Advice on Shopping Carts

Web Shopping carts are a very complex system, but basically you have two options here: one is completely free and not very elegant, and one that integrates with WordPress much better but will cost some money. Let me describe the free version here first, then I’ll explain the advantages of a shopping cart system.

Bear with me… The first solution CAN be used with WordPress.com, the second solution requires you to have a self-hosted site (like at WP Hosting).

The Free Option

Sign up at WordPress.com for a free account, then setup your basic website explaining your service. You can choose to use a blog, or not – it’s up to you. Once you’ve written the content, sign up for a free PayPal account – if you already have that in place, even better.

PayPal allow you to place code to what they call Custom Buttons. It involves knowledge of HTML and how to navigate within PayPal (believe me, I forget EVERY time I’m in that interface). What you’re looking for is under Merchant Services – Sell Single Items on the first tab.
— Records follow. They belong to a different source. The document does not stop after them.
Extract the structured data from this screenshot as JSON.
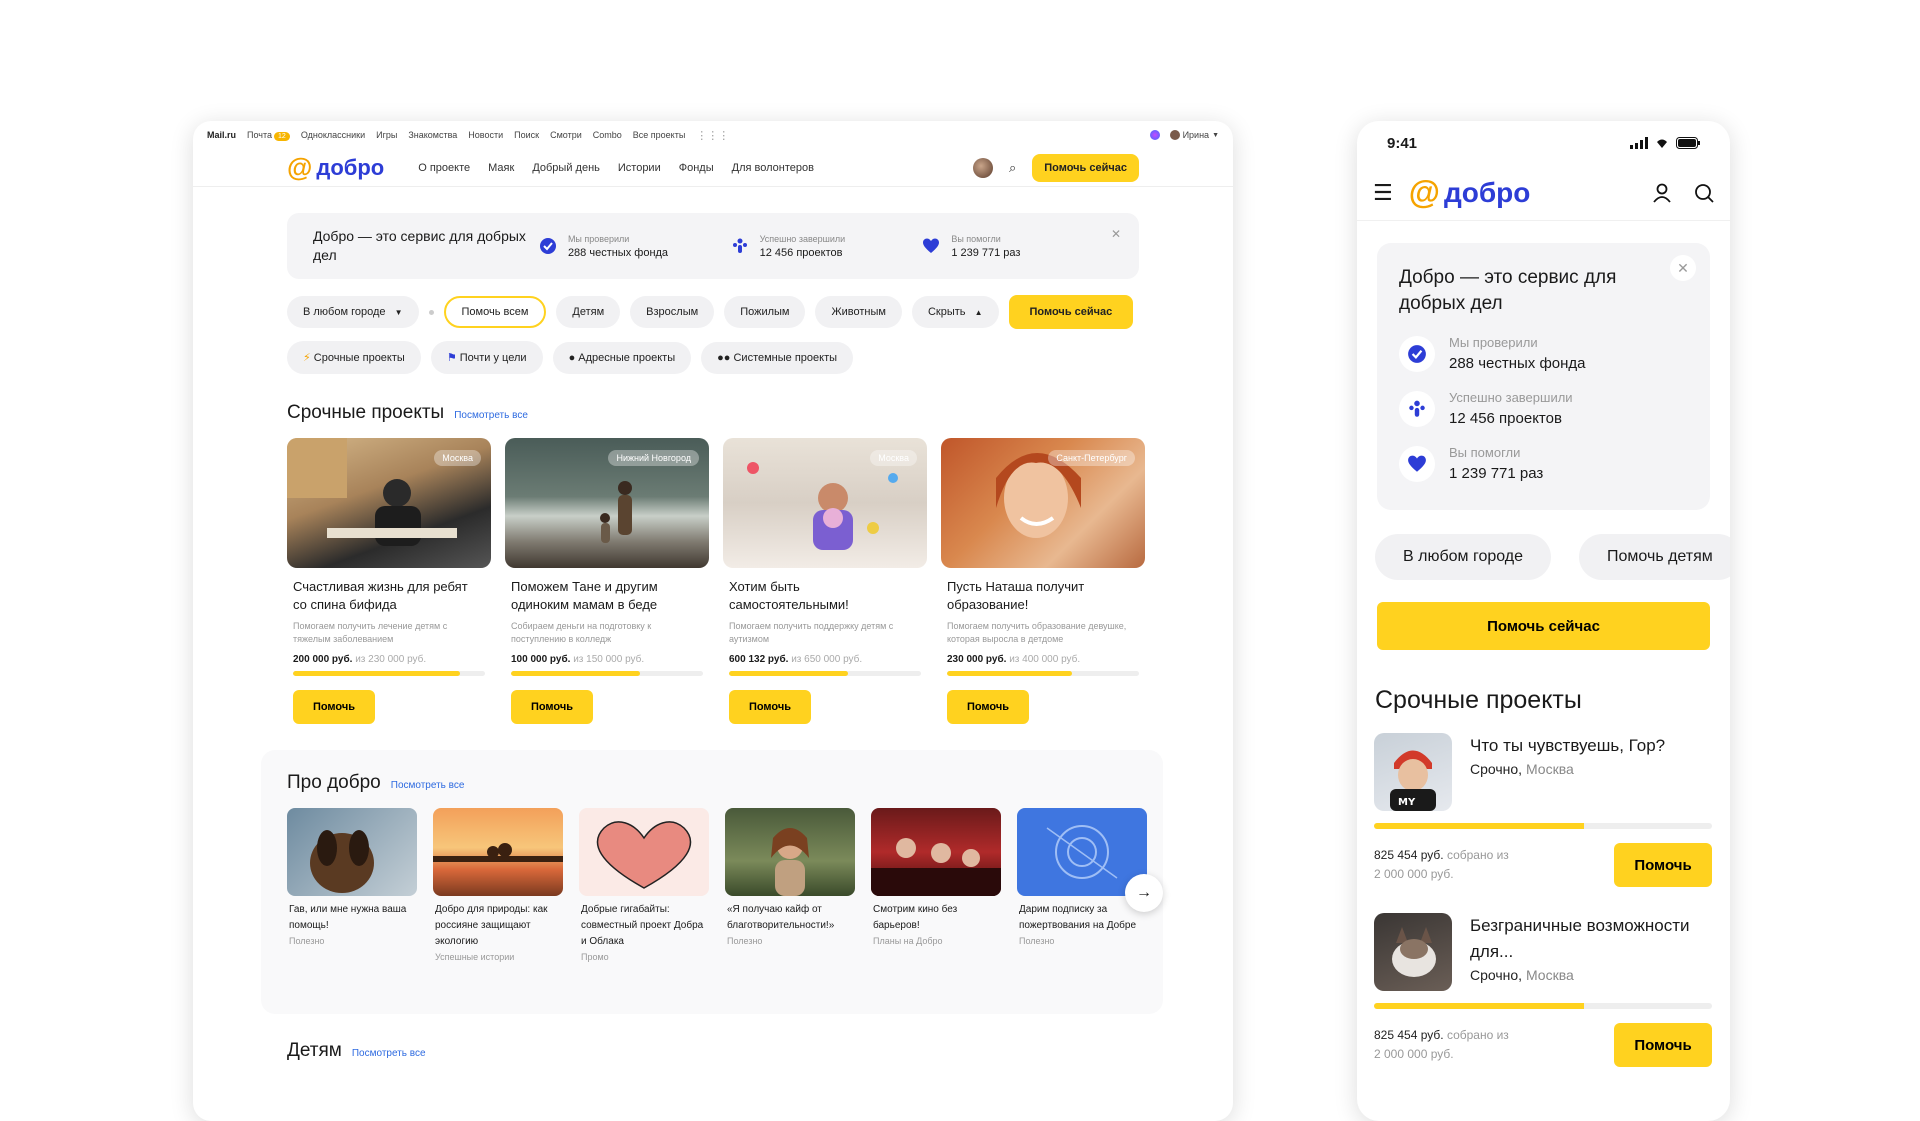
{
  "portal": {
    "brand": "Mail.ru",
    "links": [
      "Почта",
      "Одноклассники",
      "Игры",
      "Знакомства",
      "Новости",
      "Поиск",
      "Смотри",
      "Combo",
      "Все проекты"
    ],
    "mail_badge": "12",
    "user": "Ирина"
  },
  "nav": {
    "logo": "добро",
    "items": [
      "О проекте",
      "Маяк",
      "Добрый день",
      "Истории",
      "Фонды",
      "Для волонтеров"
    ],
    "help_now": "Помочь сейчас"
  },
  "info": {
    "title": "Добро — это сервис для добрых дел",
    "stats": [
      {
        "label": "Мы проверили",
        "value": "288 честных фонда"
      },
      {
        "label": "Успешно завершили",
        "value": "12 456 проектов"
      },
      {
        "label": "Вы помогли",
        "value": "1 239 771 раз"
      }
    ]
  },
  "filters": {
    "city": "В любом городе",
    "categories": [
      "Помочь всем",
      "Детям",
      "Взрослым",
      "Пожилым",
      "Животным"
    ],
    "hide": "Скрыть",
    "help_now": "Помочь сейчас",
    "types": [
      "Срочные проекты",
      "Почти у цели",
      "Адресные проекты",
      "Системные проекты"
    ]
  },
  "urgent": {
    "title": "Срочные проекты",
    "see_all": "Посмотреть все",
    "help_label": "Помочь",
    "cards": [
      {
        "city": "Москва",
        "title": "Счастливая жизнь для ребят со спина бифида",
        "desc": "Помогаем получить лечение детям с тяжелым заболеванием",
        "amount": "200 000 руб.",
        "goal": "из 230 000 руб.",
        "progress": 0.87
      },
      {
        "city": "Нижний Новгород",
        "title": "Поможем Тане и другим одиноким мамам в беде",
        "desc": "Собираем деньги на подготовку к поступлению в колледж",
        "amount": "100 000 руб.",
        "goal": "из 150 000 руб.",
        "progress": 0.67
      },
      {
        "city": "Москва",
        "title": "Хотим быть самостоятельными!",
        "desc": "Помогаем получить поддержку детям с аутизмом",
        "amount": "600 132 руб.",
        "goal": "из 650 000 руб.",
        "progress": 0.62
      },
      {
        "city": "Санкт-Петербург",
        "title": "Пусть Наташа получит образование!",
        "desc": "Помогаем получить образование девушке, которая выросла в детдоме",
        "amount": "230 000 руб.",
        "goal": "из 400 000 руб.",
        "progress": 0.65
      }
    ]
  },
  "pro": {
    "title": "Про добро",
    "see_all": "Посмотреть все",
    "cards": [
      {
        "title": "Гав, или мне нужна ваша помощь!",
        "cat": "Полезно"
      },
      {
        "title": "Добро для природы: как россияне защищают экологию",
        "cat": "Успешные истории"
      },
      {
        "title": "Добрые гигабайты: совместный проект Добра и Облака",
        "cat": "Промо"
      },
      {
        "title": "«Я получаю кайф от благотворительности!»",
        "cat": "Полезно"
      },
      {
        "title": "Смотрим кино без барьеров!",
        "cat": "Планы на Добро"
      },
      {
        "title": "Дарим подписку за пожертвования на Добре",
        "cat": "Полезно"
      }
    ]
  },
  "kids": {
    "title": "Детям",
    "see_all": "Посмотреть все"
  },
  "mobile": {
    "time": "9:41",
    "logo": "добро",
    "info_title": "Добро — это сервис для добрых дел",
    "stats": [
      {
        "label": "Мы проверили",
        "value": "288 честных фонда"
      },
      {
        "label": "Успешно завершили",
        "value": "12 456 проектов"
      },
      {
        "label": "Вы помогли",
        "value": "1 239 771 раз"
      }
    ],
    "chip_city": "В любом городе",
    "chip_kids": "Помочь детям",
    "help_now": "Помочь сейчас",
    "urgent_title": "Срочные проекты",
    "help_label": "Помочь",
    "projects": [
      {
        "title": "Что ты чувствуешь, Гор?",
        "status": "Срочно,",
        "city": "Москва",
        "amount": "825 454 руб.",
        "collected": "собрано из",
        "goal": "2 000 000 руб.",
        "progress": 0.62
      },
      {
        "title": "Безграничные возможности для...",
        "status": "Срочно,",
        "city": "Москва",
        "amount": "825 454 руб.",
        "collected": "собрано из",
        "goal": "2 000 000 руб.",
        "progress": 0.62
      }
    ]
  },
  "colors": {
    "accent": "#ffd21f",
    "brand": "#2d3dd6",
    "at": "#f5a300"
  }
}
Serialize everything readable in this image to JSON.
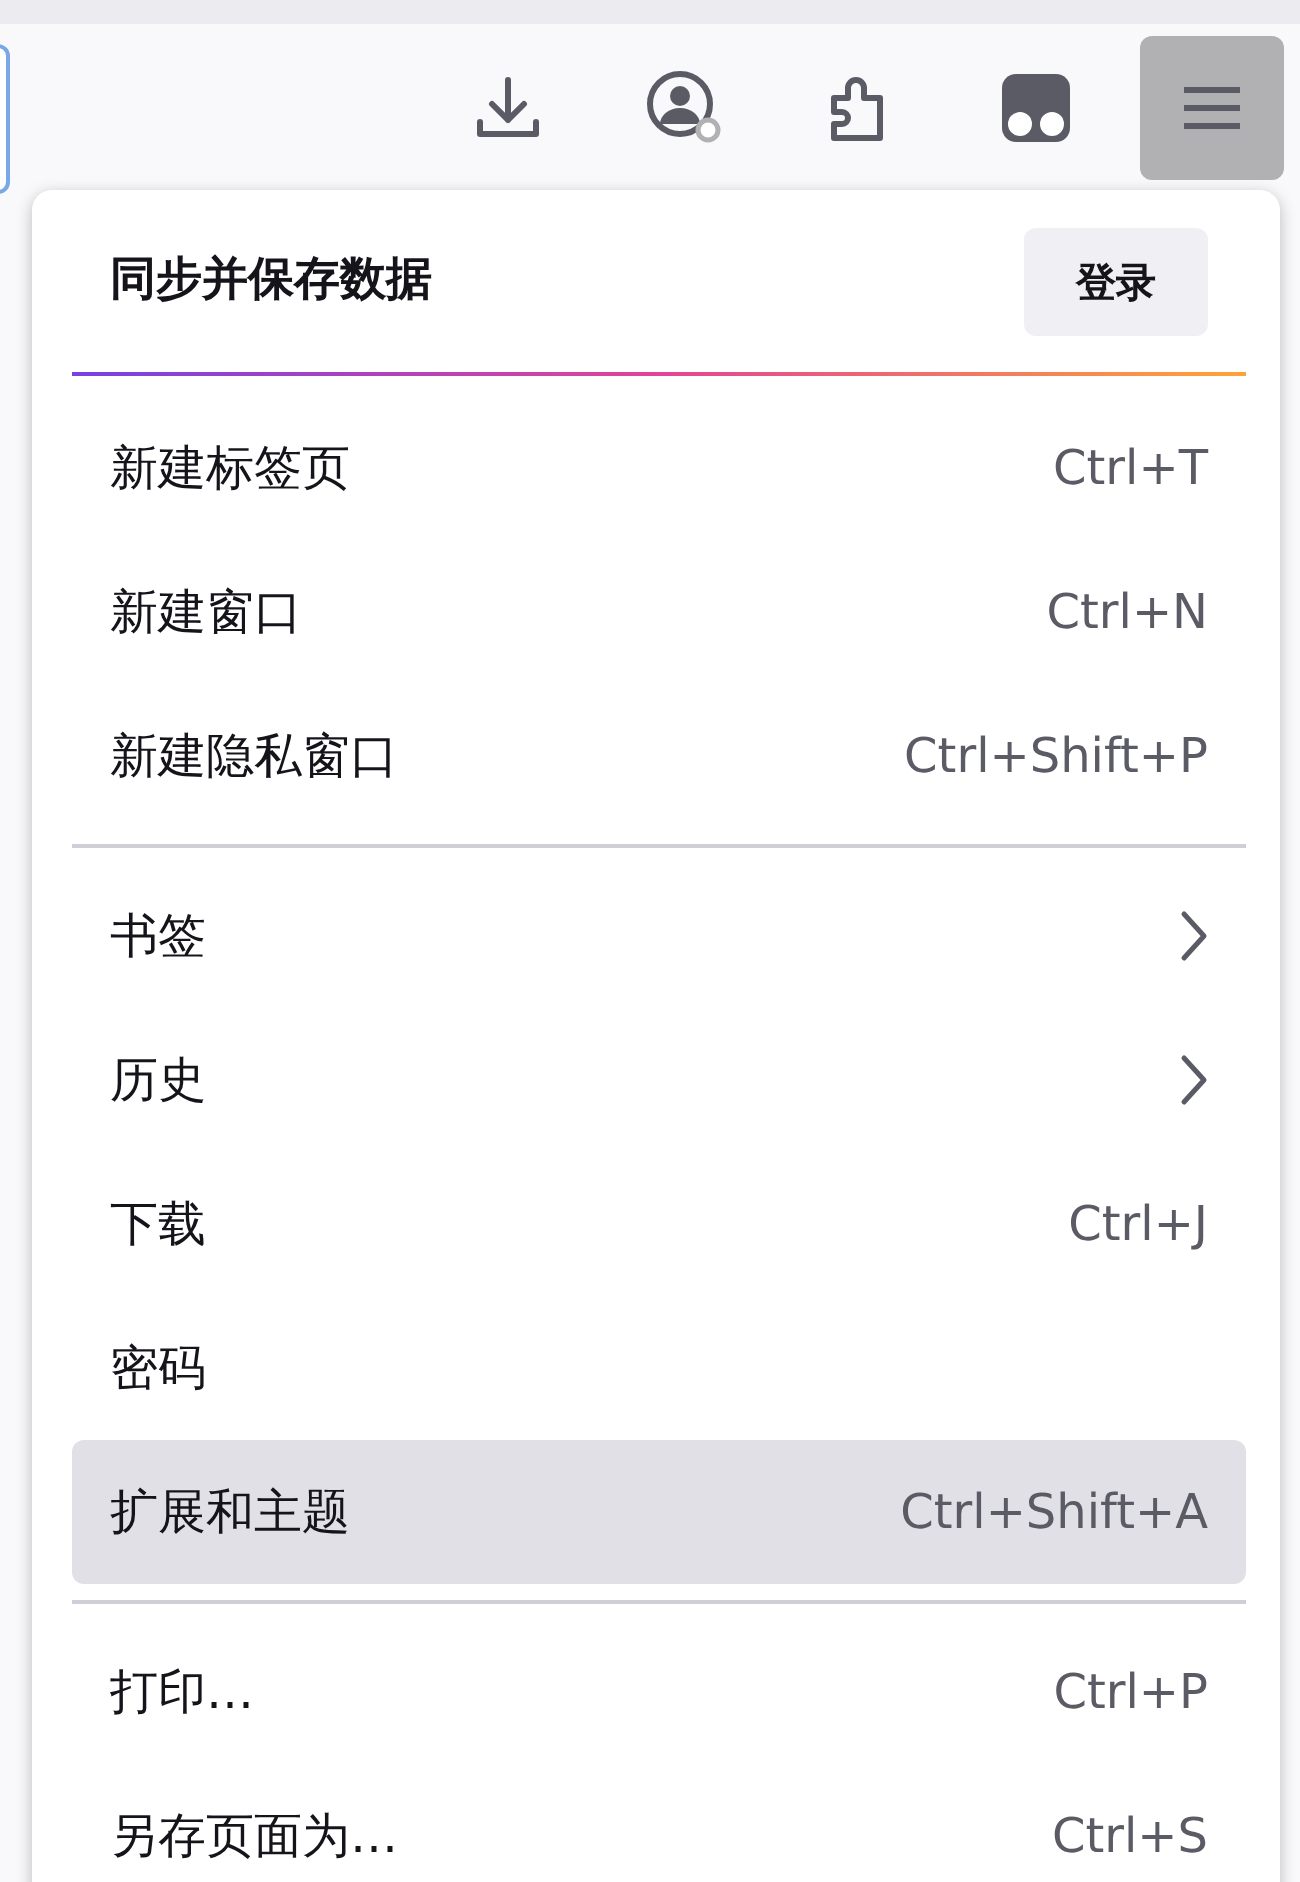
{
  "toolbar": {
    "buttons": [
      {
        "kind": "download"
      },
      {
        "kind": "account"
      },
      {
        "kind": "extensions"
      },
      {
        "kind": "addon"
      },
      {
        "kind": "menu",
        "selected": true
      }
    ]
  },
  "menu": {
    "header": {
      "title": "同步并保存数据",
      "button": "登录"
    },
    "groups": [
      [
        {
          "kind": "shortcut",
          "label": "新建标签页",
          "shortcut": "Ctrl+T",
          "selected": false
        },
        {
          "kind": "shortcut",
          "label": "新建窗口",
          "shortcut": "Ctrl+N",
          "selected": false
        },
        {
          "kind": "shortcut",
          "label": "新建隐私窗口",
          "shortcut": "Ctrl+Shift+P",
          "selected": false
        }
      ],
      [
        {
          "kind": "submenu",
          "label": "书签",
          "selected": false
        },
        {
          "kind": "submenu",
          "label": "历史",
          "selected": false
        },
        {
          "kind": "shortcut",
          "label": "下载",
          "shortcut": "Ctrl+J",
          "selected": false
        },
        {
          "kind": "plain",
          "label": "密码",
          "selected": false
        },
        {
          "kind": "shortcut",
          "label": "扩展和主题",
          "shortcut": "Ctrl+Shift+A",
          "selected": true
        }
      ],
      [
        {
          "kind": "shortcut",
          "label": "打印…",
          "shortcut": "Ctrl+P",
          "selected": false
        },
        {
          "kind": "shortcut",
          "label": "另存页面为…",
          "shortcut": "Ctrl+S",
          "selected": false
        }
      ]
    ]
  }
}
Here you can create the code for a unique BUY NOW button, complete with graphic and price. You can create as many as you need or even create variations to your products.

 

 

At the end this button is saved and hosted by PayPal, ready for you to embed into your website. It looks a bit like this:

I know… it looks complicated. Copy all that code, then head over to your website to the post or page where you’d like that button to appear. Choose the HTML option to paste it – don’t use the visual editor here. You don’t have to use WordPress of course, but I’ll use us as an example here.

Now find the spot in the existing code where you want your button to appear, say in between to text paragraphs. I’ve prepared this here in the middle of some Lorem Ipsum sample text. Here’s what this would look like:

Now hit publish and your button will be right where it should be. If someone clicks on it, they are directed to PayPal and make the payment. At the end, they are re-directed to your website.

Please note that you don’t have stock control as such, and you’ll have to go through this every time you add a new product. You won’t be able to sell to or more products in the same checkout, and you won’t be able to sell downloadable products either. Which is why most people opt for a shopping cart system.

The much more elegant option

A Shopping Cart (within WordPress) is a plugin which handles all this coding for you. It also adds the benefit of stock control, downloadable products and customisable emails to your customers to the mix. All you do is specify a product, how much it costs, add a picture or two of what it looks like, then add a shortcode to your post and you’re good to go. The costs for such a system varies – there are even free solutions on the WordPress repository (but I don’t recommend those, believe me I’ve tried them).

I can install a premium shopping cart on your hosted website for a one-off payment of £100 plus VAT, which will require a self-hosted version of WordPress. Please contact me if this is of interest to you.

Julia is currently thinking about her bio.

Julia is currently thinking about her bio.